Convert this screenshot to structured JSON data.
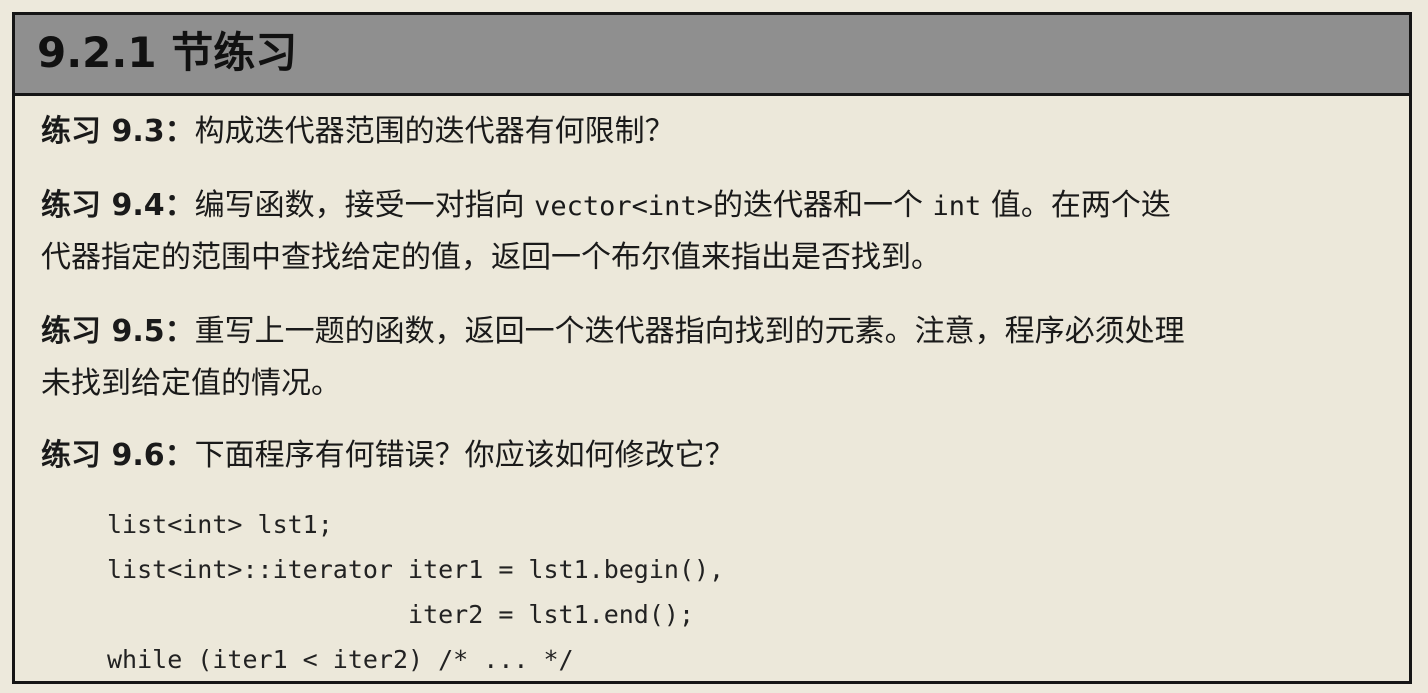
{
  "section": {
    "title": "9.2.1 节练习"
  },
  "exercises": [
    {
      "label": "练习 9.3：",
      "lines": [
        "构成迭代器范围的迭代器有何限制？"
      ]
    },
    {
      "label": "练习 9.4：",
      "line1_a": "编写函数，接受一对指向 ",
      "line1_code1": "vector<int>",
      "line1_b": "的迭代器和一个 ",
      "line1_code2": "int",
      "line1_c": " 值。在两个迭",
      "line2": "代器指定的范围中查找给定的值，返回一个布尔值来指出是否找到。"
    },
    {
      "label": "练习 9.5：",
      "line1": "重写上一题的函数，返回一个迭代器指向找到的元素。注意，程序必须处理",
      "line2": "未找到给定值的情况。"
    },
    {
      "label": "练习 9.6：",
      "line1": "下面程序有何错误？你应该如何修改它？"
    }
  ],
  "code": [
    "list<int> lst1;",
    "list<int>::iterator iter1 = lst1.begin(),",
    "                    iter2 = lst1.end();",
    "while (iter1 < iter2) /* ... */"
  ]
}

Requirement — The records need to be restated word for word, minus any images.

Exercise output —
Convert this screenshot to structured JSON data.
{
  "section": {
    "title": "9.2.1 节练习"
  },
  "exercises": [
    {
      "label": "练习 9.3：",
      "lines": [
        "构成迭代器范围的迭代器有何限制？"
      ]
    },
    {
      "label": "练习 9.4：",
      "line1_a": "编写函数，接受一对指向 ",
      "line1_code1": "vector<int>",
      "line1_b": "的迭代器和一个 ",
      "line1_code2": "int",
      "line1_c": " 值。在两个迭",
      "line2": "代器指定的范围中查找给定的值，返回一个布尔值来指出是否找到。"
    },
    {
      "label": "练习 9.5：",
      "line1": "重写上一题的函数，返回一个迭代器指向找到的元素。注意，程序必须处理",
      "line2": "未找到给定值的情况。"
    },
    {
      "label": "练习 9.6：",
      "line1": "下面程序有何错误？你应该如何修改它？"
    }
  ],
  "code": [
    "list<int> lst1;",
    "list<int>::iterator iter1 = lst1.begin(),",
    "                    iter2 = lst1.end();",
    "while (iter1 < iter2) /* ... */"
  ]
}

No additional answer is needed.